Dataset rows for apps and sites
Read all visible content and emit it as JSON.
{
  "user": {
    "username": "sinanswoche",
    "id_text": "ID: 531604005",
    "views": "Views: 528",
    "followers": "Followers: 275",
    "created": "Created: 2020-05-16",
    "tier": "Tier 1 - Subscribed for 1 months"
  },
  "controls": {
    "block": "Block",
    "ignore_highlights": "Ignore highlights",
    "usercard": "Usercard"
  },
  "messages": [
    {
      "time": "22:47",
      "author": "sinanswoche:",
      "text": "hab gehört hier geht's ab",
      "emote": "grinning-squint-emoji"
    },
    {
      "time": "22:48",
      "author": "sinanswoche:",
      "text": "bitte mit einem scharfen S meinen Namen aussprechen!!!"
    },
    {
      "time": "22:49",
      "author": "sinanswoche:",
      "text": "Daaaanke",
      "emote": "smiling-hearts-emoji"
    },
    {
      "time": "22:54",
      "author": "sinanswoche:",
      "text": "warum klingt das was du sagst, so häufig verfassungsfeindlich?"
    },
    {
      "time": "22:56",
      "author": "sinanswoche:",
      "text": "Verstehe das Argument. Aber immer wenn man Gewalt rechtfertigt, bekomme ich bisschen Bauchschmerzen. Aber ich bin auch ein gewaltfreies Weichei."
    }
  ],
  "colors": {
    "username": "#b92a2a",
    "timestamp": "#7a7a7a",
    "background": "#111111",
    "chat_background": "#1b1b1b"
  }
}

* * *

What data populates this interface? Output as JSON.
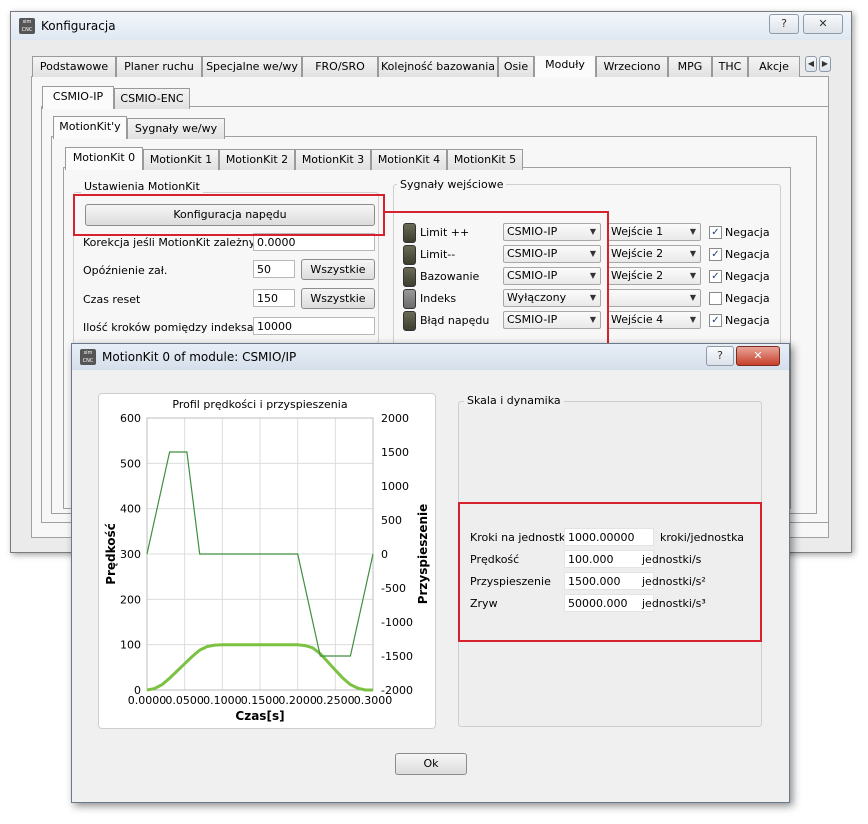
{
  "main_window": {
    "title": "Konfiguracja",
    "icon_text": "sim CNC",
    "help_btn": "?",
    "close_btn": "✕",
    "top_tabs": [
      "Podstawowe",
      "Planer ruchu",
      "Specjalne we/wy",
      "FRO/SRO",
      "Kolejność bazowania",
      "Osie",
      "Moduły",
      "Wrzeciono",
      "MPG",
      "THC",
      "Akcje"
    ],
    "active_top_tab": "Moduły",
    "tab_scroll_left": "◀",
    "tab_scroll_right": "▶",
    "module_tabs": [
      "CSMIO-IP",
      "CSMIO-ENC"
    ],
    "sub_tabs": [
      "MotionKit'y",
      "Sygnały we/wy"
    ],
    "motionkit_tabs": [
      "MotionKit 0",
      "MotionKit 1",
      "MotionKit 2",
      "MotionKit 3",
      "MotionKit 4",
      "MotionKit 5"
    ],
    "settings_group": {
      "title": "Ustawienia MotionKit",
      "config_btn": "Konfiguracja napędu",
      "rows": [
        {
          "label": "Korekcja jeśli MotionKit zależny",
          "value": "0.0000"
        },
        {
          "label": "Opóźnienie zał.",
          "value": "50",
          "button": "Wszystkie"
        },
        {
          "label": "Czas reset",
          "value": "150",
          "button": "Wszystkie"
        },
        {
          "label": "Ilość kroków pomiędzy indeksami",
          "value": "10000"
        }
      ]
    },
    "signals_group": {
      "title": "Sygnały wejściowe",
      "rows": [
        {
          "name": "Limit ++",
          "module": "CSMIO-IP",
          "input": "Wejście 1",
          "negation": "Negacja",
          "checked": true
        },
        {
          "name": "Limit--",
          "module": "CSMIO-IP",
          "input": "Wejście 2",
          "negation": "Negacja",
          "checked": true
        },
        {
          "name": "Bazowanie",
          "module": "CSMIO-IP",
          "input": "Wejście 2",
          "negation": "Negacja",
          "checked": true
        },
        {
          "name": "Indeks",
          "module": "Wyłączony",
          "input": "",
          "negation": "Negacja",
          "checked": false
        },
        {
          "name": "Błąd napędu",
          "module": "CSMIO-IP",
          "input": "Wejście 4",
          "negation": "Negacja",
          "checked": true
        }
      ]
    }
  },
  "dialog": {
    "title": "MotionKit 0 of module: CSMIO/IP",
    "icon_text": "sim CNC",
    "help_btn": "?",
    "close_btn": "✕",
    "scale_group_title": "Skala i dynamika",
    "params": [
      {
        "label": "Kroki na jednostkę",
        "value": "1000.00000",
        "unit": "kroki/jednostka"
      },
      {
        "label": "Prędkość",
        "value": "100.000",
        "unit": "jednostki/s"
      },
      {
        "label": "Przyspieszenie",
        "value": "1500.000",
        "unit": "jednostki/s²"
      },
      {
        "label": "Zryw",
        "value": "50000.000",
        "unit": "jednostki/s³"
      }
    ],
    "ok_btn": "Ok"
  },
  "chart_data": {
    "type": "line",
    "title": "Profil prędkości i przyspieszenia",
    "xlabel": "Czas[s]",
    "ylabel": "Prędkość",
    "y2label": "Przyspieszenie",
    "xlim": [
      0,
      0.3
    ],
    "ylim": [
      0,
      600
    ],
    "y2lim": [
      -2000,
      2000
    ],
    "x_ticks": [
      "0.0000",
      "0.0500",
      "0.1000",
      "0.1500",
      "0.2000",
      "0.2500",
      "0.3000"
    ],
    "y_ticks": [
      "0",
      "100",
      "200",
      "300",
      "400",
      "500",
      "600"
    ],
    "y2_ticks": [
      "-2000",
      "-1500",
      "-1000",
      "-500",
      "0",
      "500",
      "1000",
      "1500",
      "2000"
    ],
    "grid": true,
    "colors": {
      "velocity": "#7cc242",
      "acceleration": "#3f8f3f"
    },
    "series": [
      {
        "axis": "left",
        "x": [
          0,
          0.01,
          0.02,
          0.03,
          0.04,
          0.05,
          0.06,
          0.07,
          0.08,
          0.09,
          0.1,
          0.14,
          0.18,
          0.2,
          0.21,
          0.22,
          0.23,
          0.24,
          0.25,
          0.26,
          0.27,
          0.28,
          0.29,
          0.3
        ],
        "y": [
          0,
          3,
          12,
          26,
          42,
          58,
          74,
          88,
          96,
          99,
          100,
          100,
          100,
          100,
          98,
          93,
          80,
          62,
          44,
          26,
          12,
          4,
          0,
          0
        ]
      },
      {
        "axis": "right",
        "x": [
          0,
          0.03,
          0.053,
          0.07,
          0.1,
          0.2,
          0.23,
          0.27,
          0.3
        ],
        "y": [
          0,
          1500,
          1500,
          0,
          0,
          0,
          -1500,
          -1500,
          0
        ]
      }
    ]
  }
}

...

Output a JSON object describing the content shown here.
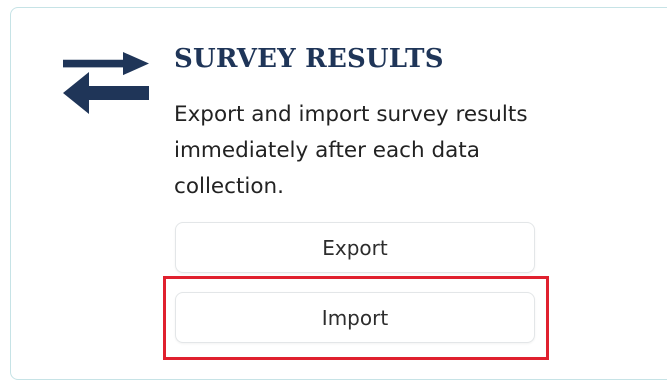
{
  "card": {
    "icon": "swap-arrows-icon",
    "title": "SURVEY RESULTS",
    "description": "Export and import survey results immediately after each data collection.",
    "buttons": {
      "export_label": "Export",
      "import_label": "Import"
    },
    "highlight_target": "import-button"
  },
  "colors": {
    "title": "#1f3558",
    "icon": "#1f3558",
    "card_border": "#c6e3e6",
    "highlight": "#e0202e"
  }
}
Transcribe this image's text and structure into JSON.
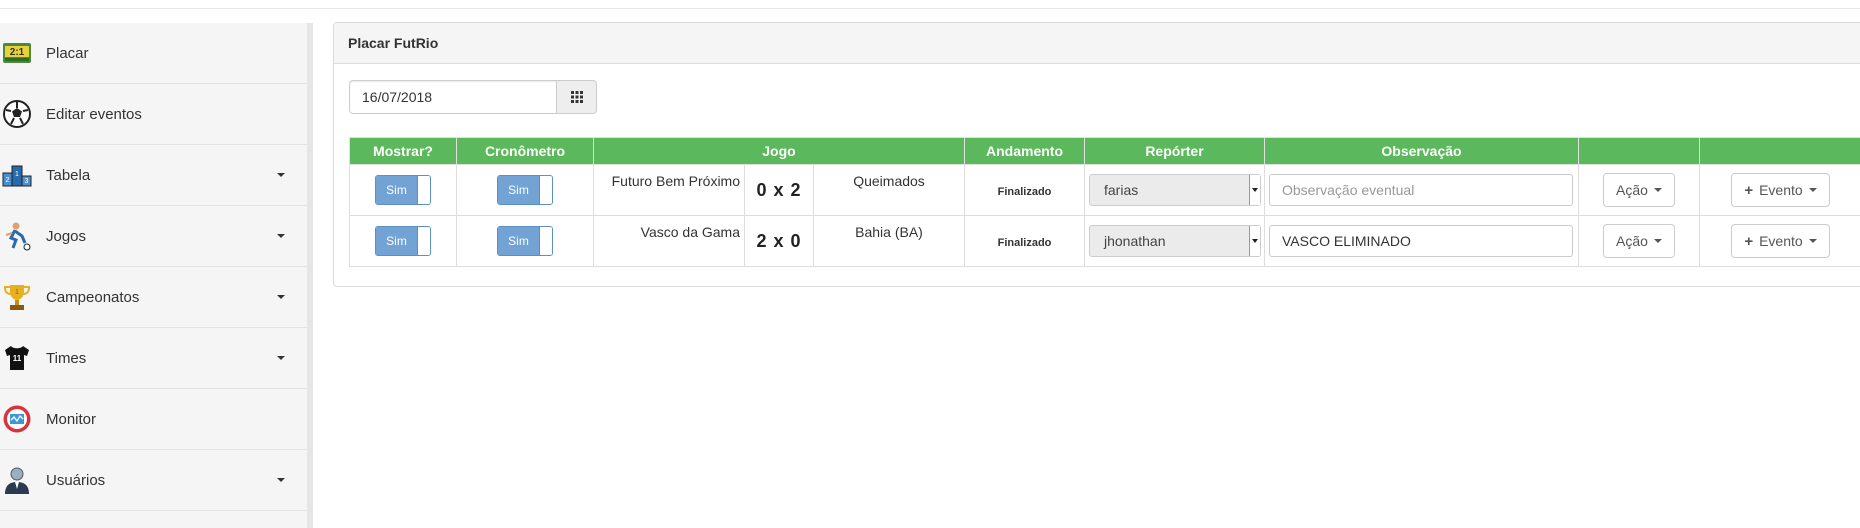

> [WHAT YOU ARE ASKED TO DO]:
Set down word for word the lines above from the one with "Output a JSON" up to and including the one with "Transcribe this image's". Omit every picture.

> [RESULT OF THE TASK]:
Output a JSON object describing the content shown here.
{
  "card": {
    "icon": "swap-arrows-icon",
    "title": "SURVEY RESULTS",
    "description": "Export and import survey results immediately after each data collection.",
    "buttons": {
      "export_label": "Export",
      "import_label": "Import"
    },
    "highlight_target": "import-button"
  },
  "colors": {
    "title": "#1f3558",
    "icon": "#1f3558",
    "card_border": "#c6e3e6",
    "highlight": "#e0202e"
  }
}
Transcribe this image's text and structure into JSON.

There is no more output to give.